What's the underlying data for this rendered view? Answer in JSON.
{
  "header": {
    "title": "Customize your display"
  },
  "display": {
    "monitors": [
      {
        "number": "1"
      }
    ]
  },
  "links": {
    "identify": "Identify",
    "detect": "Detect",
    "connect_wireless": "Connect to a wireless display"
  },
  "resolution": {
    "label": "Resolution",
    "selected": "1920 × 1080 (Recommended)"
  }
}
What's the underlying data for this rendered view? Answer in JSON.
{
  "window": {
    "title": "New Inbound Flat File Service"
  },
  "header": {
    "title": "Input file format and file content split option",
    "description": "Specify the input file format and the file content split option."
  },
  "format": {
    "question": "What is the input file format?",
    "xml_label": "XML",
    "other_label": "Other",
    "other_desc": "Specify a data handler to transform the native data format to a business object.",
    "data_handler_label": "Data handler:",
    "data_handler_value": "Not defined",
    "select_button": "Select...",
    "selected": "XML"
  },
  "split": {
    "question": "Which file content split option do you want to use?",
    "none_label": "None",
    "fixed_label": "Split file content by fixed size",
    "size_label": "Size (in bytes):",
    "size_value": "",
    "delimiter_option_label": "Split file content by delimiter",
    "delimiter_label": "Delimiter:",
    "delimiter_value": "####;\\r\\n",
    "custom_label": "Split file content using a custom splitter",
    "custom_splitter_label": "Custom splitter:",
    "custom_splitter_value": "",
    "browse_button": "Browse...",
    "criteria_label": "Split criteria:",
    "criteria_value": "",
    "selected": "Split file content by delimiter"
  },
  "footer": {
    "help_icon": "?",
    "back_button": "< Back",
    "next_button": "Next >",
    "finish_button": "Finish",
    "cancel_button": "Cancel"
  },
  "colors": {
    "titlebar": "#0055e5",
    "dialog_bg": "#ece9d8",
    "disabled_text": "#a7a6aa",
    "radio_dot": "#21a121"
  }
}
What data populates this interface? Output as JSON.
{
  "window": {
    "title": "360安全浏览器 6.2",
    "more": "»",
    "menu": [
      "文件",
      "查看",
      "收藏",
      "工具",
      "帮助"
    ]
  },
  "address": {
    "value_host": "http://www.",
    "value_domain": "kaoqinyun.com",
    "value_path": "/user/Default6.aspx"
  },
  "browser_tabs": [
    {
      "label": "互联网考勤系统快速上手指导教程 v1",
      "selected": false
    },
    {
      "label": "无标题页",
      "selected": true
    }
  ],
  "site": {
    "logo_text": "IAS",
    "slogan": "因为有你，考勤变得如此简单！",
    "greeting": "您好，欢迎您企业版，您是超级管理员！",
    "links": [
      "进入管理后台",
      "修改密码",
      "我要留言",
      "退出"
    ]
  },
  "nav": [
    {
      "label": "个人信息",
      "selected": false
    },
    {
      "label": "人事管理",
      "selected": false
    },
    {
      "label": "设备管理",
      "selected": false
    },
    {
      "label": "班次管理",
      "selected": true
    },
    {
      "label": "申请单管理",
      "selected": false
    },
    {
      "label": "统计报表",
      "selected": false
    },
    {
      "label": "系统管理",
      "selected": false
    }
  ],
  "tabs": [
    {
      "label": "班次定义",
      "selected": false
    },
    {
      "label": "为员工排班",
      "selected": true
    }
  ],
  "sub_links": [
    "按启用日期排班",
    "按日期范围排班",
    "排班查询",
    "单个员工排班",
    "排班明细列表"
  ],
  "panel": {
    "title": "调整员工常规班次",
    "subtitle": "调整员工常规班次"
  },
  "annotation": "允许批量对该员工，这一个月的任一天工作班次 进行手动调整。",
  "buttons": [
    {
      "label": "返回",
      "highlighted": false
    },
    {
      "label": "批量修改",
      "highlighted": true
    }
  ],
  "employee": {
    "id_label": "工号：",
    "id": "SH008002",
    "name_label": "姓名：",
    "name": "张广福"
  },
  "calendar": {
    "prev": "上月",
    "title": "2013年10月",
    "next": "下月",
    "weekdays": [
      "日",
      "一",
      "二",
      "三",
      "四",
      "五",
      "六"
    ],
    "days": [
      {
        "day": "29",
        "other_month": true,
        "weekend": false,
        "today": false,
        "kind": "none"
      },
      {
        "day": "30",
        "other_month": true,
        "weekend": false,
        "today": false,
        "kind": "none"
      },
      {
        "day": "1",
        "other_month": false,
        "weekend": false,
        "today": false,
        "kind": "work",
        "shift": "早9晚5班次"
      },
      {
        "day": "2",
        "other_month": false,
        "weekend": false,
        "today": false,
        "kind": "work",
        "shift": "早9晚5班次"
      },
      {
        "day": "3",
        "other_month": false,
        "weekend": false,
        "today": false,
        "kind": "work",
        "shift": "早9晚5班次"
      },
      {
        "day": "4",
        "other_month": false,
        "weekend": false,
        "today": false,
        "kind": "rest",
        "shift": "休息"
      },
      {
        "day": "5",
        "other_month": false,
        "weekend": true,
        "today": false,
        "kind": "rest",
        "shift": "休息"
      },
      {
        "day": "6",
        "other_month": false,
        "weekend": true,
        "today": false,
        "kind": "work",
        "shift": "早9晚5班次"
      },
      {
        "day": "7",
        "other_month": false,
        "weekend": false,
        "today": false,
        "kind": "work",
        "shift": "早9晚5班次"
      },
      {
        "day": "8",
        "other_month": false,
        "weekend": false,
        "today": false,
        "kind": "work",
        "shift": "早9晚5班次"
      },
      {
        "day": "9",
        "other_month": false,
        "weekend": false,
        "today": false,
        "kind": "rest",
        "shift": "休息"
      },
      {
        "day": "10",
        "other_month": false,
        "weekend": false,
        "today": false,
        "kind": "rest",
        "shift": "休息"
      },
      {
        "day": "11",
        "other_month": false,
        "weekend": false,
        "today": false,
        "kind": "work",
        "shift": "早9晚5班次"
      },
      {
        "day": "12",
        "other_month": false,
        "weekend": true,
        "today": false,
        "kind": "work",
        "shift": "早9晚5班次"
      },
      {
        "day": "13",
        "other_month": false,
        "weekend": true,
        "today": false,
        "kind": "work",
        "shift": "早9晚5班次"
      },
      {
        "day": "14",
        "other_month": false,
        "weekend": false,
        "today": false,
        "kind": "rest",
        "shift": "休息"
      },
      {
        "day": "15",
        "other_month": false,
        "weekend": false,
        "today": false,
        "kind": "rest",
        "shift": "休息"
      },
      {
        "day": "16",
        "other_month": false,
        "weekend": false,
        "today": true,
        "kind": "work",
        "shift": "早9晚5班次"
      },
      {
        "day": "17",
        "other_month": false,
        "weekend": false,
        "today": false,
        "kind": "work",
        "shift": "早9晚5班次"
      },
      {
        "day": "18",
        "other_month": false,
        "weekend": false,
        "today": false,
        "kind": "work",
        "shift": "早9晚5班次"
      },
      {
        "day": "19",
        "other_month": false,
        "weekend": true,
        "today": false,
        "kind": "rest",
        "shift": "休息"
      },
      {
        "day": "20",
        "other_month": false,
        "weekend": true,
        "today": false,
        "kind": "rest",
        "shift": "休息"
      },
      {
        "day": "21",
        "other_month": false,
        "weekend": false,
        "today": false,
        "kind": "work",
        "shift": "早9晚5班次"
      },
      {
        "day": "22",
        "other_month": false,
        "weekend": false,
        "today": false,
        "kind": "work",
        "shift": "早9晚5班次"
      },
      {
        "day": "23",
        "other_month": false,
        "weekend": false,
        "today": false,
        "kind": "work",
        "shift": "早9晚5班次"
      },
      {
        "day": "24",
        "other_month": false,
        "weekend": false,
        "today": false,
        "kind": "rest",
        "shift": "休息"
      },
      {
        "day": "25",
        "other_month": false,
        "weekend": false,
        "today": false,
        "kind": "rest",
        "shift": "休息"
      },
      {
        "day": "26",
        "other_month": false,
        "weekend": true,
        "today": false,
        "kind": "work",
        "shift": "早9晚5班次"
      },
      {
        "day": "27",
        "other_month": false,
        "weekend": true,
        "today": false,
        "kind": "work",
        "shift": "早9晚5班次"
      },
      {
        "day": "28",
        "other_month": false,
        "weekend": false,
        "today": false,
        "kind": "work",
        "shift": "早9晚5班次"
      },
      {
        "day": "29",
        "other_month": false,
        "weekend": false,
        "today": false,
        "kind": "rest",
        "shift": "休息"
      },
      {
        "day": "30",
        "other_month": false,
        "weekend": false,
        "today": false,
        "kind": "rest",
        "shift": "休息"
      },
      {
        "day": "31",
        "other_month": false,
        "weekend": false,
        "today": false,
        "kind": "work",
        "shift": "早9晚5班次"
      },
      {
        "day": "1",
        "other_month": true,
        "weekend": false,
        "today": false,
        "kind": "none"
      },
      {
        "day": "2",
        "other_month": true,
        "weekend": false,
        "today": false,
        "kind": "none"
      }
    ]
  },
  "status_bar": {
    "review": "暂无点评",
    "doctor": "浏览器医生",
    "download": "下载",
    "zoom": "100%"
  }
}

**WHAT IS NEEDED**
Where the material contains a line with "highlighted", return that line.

**REPLY TO THE EXERCISE**
      "highlighted": false
      "highlighted": true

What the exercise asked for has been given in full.